Recruit Profile: DE Joe Keels
DE Joe Keels | Kenosha, Wisc. – Highland (Kan.) Community College | 6-4, 275
RANKINGS: There’s some debate about Keels’ actual position — 247Sports ranks him among the defensive tackles, Scout the defensive ends and he could probably play some linebacker if he had to — but there is a consensus on this: Keels ranks among the best junior college prospects in the class of 2014. (Note: Rivals JUCO rankings are being updated and not available at the moment. It’s not that Keels doesn’t register.)
Rivals: 3-star, NR | Scout: 4-star, 3 (DE) | 247: 4-star, 5 (DT)
And Nebraska’s current team rankings as of today (national, Big Ten):
Rivals: 33, 5 | Scout: 34, 6 | 247: 36, 6
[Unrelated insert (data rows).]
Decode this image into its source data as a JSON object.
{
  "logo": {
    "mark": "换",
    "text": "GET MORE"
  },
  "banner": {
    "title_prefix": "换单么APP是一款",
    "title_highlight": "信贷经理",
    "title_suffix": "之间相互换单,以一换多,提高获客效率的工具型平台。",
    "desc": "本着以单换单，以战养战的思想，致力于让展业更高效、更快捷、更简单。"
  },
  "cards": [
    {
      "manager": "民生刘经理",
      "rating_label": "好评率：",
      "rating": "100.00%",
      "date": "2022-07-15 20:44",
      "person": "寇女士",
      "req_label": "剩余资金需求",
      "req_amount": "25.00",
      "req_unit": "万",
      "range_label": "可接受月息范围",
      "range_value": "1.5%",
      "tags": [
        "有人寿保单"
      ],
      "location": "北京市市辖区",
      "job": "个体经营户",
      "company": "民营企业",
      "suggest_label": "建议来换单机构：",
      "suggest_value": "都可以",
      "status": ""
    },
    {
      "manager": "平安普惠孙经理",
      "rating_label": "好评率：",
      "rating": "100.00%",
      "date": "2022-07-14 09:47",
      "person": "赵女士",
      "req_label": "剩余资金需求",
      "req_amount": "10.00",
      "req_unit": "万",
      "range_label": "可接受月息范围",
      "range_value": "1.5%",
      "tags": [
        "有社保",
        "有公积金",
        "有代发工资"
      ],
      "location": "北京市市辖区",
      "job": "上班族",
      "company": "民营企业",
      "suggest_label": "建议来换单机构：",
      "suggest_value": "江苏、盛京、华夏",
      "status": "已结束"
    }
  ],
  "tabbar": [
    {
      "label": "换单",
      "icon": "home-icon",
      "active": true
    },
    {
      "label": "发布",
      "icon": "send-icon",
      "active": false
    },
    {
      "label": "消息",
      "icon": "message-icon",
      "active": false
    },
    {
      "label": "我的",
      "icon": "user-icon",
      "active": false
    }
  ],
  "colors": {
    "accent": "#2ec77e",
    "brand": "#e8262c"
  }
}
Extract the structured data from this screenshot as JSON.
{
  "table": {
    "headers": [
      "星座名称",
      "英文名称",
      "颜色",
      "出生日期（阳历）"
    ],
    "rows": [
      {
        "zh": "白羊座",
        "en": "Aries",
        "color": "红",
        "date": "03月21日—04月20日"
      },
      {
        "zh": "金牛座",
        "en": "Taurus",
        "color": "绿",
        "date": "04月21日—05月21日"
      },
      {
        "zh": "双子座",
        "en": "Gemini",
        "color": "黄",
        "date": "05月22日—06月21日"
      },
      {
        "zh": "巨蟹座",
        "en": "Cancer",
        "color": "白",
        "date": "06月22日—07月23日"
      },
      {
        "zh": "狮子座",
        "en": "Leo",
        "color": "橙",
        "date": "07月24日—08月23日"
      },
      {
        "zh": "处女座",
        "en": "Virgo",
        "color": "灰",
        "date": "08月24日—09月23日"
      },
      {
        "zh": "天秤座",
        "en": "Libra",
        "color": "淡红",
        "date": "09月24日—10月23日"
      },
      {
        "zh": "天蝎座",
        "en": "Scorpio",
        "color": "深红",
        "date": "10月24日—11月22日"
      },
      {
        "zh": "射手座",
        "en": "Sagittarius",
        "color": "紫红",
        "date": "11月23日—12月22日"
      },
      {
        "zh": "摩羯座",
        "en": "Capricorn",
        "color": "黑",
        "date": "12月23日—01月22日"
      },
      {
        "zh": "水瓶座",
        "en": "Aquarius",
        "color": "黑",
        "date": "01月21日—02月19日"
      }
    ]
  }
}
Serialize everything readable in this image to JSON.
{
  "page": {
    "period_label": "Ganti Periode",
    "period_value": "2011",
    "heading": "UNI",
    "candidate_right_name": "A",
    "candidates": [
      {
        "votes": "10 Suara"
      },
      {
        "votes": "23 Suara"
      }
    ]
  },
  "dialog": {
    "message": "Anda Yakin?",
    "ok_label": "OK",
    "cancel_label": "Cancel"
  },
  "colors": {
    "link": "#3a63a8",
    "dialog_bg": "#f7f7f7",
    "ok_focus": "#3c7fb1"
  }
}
WHO ELSE WAS INTERESTED: Wisconsin, most famously. Keels was a verbal commit to the Badgers and — considering that he played his high school ball in the Badger State and his cousin, Melvin Gordon, is sort of a big deal there — it seemed unlikely that Nebraska would be able to flip him, but credit to the Huskers’ staff. It did just that and that was despite Keels taking visits to both Wisconsin and West Virginia after he visited Lincoln in November. In terms of an offer list, Keels’ is as impressive as any other player in Nebraska’s 2014 class. He had more than 20 offers, the best of which were from the likes of USC, Texas, Penn State, Alabama, Ohio State, Oregon, and North Carolina.
HOW HE FITS: Keels is one of three players already enrolled along with QB Zack Darlington and JUCO DB Byerson Cockrell. That’s important because Keels suddenly might have a clear run at significant playing time in 2014. That would mean that he’d have to settle at defensive end — and I suspect he will — but with Avery Moss’s status up in the air, Nebraska could have a battle going on opposite Randy Gregory and Keels will be there in the spring to make his case alongside guys like Greg McMullen and A.J. Natter.
HOW HE LOOKS: At 6-4, 275 Keels is two inches shorter but 20 pounds heavier than what Gregory was listed at on the 2013 roster. (Ten pounds heavier than Moss too.) That makes him a more conventional looking defensive end, but he’s plenty versatile. In his highlights from this past season you can see him in four-, three- and two-point stances at defensive end. He played some outside linebacker when Highland went to a 3-4 look. He lined up on a slot receiver once or twice. That’s pretty good range for his size but the thing that impresses most about Keels is not his athleticism — though there’s plenty of that — but his patience. You can see on film that Keels is a pretty “sound” defender, slow playing option runs, staying home on screens to try to disrupt the pass then getting downfield to help on the tackle. Every player at every level is coached to play this way, but actually seeing it on the field is another matter. Keels shows it and that should help him get on the field soon at Nebraska. I’d be surprise if he didn’t play early in 2014.